Of course, no one does king cake quite like New Orleans. It's decorated in the colors of Mardi Gras — purple (to represent justice), green (faith) and gold (power) — as chosen by one of the city's first Mardi Gras organizations, or krewes. A token or trinket — usually a plastic baby symbolizing the infant Jesus — is hidden inside. Whoever finds the baby may be crowned king or queen of the party; more important, that person is responsible for bringing the cake to the next gathering.
It should come as no surprise that New Orleans goes through a lot of king cakes over Carnival — hundreds of thousands are baked each season. For those who live out of town, cakes are available by mail-order; some bakeries even offer overnight delivery.
I try to get back to New Orleans whenever I can to celebrate Mardi Gras. When I can't (more often than not), I'll celebrate at home with friends.

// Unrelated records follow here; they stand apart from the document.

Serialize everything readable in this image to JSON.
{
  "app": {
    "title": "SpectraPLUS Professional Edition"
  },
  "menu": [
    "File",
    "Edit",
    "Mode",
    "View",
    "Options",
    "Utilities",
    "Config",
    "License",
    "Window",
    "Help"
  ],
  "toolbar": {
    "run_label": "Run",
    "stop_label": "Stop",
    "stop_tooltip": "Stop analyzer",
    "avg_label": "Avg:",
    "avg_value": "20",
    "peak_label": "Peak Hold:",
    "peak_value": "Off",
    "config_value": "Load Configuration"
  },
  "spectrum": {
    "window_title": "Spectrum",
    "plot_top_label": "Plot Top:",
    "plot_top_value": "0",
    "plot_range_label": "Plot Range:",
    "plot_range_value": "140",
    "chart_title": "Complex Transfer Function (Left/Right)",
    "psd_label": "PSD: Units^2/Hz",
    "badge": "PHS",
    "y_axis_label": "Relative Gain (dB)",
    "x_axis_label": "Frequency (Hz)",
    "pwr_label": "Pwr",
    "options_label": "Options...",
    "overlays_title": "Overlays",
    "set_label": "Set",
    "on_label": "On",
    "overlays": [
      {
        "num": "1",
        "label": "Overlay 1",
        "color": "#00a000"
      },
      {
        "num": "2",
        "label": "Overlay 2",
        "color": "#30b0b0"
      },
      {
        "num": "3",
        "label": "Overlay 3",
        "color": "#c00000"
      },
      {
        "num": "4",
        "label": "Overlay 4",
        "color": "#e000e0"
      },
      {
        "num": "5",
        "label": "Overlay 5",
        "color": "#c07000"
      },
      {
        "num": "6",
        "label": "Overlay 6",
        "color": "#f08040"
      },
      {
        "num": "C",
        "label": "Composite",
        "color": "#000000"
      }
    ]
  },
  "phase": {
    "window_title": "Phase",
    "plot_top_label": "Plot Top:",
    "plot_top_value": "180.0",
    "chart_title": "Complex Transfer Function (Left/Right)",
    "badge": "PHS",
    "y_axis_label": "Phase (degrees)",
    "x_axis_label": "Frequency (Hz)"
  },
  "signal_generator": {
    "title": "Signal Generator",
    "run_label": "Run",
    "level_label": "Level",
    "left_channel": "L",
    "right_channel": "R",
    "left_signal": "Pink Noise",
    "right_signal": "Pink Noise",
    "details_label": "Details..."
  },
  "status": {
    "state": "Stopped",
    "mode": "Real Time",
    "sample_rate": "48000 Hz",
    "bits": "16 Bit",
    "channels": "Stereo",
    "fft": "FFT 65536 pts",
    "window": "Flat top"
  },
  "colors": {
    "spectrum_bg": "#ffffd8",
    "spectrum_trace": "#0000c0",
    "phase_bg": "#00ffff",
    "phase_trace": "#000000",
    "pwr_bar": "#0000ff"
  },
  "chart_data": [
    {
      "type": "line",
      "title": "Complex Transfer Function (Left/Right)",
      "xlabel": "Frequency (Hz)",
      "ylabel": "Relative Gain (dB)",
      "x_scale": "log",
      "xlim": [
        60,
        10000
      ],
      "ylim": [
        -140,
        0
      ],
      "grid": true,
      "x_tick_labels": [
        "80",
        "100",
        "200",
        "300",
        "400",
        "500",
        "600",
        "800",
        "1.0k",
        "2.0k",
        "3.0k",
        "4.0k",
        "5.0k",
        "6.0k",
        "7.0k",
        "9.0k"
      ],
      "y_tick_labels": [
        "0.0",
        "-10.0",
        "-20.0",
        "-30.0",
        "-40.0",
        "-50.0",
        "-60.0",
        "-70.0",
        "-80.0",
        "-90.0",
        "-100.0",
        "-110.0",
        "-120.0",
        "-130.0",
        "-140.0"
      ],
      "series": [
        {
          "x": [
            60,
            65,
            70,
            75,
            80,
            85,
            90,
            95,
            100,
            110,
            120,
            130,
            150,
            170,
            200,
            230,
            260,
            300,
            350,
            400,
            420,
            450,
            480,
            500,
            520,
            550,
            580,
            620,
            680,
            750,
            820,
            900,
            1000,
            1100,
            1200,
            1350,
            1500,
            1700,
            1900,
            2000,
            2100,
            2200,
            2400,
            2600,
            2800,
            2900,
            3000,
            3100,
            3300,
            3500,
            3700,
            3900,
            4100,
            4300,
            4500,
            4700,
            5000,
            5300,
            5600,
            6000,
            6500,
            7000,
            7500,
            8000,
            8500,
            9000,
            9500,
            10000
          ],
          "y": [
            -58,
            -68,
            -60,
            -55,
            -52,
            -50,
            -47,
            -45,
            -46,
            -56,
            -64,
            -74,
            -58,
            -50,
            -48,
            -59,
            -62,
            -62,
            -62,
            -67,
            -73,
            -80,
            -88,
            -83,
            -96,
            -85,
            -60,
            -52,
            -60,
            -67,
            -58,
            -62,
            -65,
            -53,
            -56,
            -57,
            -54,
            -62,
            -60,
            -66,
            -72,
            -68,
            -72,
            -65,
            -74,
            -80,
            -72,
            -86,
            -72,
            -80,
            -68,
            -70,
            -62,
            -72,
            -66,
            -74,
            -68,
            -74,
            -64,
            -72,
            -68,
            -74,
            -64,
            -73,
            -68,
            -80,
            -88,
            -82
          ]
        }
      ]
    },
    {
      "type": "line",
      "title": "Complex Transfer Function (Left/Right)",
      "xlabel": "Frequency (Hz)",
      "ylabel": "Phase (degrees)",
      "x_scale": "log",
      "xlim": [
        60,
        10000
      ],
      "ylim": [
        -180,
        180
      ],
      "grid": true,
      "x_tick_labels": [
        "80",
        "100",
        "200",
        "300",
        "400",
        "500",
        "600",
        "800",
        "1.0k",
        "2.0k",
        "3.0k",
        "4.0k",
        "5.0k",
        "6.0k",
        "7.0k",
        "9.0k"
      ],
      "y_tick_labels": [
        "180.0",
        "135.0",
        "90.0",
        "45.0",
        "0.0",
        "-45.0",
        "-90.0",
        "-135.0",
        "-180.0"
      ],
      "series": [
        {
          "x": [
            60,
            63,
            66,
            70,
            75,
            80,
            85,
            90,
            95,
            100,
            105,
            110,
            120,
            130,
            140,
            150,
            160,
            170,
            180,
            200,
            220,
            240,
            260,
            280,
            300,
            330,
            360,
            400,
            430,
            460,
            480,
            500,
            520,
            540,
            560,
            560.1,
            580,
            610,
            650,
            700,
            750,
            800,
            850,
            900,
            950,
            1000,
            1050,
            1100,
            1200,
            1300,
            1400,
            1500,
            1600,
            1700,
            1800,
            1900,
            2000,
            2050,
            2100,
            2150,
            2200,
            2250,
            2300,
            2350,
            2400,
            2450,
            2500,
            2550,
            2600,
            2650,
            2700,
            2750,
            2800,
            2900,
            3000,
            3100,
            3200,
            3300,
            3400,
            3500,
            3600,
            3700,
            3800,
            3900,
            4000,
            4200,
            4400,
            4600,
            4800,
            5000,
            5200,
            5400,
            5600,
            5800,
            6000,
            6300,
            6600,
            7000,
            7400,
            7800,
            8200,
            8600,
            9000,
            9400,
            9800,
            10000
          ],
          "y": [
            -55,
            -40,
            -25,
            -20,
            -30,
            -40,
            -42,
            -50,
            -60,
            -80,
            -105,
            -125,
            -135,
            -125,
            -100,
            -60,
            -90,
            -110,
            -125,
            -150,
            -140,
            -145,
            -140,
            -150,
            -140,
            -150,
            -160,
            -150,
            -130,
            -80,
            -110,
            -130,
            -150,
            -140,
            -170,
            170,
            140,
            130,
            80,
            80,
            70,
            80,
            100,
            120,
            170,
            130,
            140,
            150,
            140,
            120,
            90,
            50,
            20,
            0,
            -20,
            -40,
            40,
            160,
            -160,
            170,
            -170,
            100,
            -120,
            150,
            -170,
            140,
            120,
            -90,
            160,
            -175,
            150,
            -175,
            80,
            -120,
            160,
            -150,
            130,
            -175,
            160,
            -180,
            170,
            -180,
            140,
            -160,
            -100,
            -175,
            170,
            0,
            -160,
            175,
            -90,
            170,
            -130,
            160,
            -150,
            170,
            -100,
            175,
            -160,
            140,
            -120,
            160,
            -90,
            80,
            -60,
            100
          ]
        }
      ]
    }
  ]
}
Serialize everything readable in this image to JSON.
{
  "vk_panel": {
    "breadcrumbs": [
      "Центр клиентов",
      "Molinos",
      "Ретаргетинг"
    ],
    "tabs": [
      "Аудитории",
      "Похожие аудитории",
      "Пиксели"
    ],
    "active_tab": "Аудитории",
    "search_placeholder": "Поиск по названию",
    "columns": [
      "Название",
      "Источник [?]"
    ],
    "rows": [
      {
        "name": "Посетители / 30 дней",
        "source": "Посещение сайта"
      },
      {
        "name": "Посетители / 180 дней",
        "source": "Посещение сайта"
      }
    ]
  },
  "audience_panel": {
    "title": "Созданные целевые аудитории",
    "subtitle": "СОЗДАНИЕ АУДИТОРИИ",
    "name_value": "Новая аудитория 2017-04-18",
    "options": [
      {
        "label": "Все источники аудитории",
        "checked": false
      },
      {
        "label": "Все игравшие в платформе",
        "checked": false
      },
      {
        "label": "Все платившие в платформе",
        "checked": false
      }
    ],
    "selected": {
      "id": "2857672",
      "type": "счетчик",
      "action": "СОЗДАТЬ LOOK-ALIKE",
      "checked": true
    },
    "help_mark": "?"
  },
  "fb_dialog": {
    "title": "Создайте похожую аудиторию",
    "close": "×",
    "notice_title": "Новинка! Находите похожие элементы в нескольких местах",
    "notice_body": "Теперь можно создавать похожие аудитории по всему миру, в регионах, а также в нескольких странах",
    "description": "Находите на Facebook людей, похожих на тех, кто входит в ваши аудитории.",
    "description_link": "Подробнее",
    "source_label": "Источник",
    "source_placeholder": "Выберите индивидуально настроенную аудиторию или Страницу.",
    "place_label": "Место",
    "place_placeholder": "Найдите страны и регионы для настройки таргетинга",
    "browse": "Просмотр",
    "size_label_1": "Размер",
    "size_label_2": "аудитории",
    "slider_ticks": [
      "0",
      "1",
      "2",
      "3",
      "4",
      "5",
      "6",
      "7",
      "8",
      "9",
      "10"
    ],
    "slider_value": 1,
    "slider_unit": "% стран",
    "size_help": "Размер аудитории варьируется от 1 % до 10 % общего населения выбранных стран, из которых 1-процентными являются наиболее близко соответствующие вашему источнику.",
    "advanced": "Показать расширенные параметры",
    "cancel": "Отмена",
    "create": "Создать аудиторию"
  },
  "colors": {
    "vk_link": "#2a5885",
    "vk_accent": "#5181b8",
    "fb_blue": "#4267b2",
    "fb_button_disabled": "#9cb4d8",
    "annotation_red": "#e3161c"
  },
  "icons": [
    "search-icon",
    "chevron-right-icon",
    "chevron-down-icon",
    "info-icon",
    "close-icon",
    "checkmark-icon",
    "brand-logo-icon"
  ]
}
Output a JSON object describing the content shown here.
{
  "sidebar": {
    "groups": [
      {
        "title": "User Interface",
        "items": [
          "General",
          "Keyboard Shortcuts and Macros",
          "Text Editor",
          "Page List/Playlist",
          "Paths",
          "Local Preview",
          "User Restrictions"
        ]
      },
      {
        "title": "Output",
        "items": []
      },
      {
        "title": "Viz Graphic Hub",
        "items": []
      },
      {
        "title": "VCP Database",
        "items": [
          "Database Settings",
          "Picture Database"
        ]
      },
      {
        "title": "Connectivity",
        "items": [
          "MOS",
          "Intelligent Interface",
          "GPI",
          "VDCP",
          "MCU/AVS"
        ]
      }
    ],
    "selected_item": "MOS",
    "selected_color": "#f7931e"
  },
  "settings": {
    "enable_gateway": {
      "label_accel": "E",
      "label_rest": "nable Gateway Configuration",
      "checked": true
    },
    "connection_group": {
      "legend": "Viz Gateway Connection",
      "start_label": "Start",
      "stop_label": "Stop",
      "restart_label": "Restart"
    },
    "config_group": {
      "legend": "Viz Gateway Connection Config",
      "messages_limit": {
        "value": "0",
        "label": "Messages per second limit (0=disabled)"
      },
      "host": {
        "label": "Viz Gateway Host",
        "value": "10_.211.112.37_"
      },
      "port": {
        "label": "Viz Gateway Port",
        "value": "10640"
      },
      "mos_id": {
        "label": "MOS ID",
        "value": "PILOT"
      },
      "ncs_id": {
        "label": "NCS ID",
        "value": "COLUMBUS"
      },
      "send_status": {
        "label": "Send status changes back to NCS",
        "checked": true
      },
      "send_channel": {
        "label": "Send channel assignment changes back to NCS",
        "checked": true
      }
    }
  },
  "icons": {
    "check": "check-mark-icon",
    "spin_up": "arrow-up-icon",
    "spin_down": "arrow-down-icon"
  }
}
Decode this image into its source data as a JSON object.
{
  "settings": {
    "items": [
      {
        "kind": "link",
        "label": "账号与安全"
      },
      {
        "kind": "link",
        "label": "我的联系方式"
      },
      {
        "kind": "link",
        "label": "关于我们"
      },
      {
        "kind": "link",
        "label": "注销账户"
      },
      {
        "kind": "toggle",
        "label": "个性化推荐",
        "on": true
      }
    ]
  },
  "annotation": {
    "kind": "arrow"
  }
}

Over the years, I've found it's next to impossible to find a local bakery that makes New Orleans-style king cakes, let alone knows what one is. And authentic as a mail-order cake may be, I've never had one that matched freshly baked. (In my experience, king cakes — like most baked goods — should never be sent through the mail. Even the best ones come out of the box looking a little traumatized; most are dry and as stiff as a stale fruitcake.)
So I'll bake a few king cakes every year to celebrate the season. They take a little bit of effort but are well worth the time. And nothing beats the flavor of homemade.
Start with a rich brioche dough — don't skimp on the butter (please, save the diet for Lent). Stuff the dough with at least one filling — besides flavor, it helps the cake stay moist. Personally, I prefer two fillings, just to keep it interesting: a crisp apple filling studded with toasted pecans and raisins (soak the raisins in rum for a little extra fun) and a whipped cream cheese filling for sheer gush. Roll up the dough, then give it a quick twist to give the fillings a braided appearance.
The cake bakes in almost no time. Puffed and golden-brown, baptize your creation with creamy glaze, then give it sparkle with a drizzle of colored sugars. And don't forget to hide the baby inside.
The cake is best served slightly warm. Chunks of apple alternate with the light cream cheese filling — each slice is a wonderful play on flavors: not too tart, not too sweet. It's a thing of festive beauty and — next to some colorful beads and a batch of rum-imbued Hurricanes — the best way to celebrate Mardi Gras.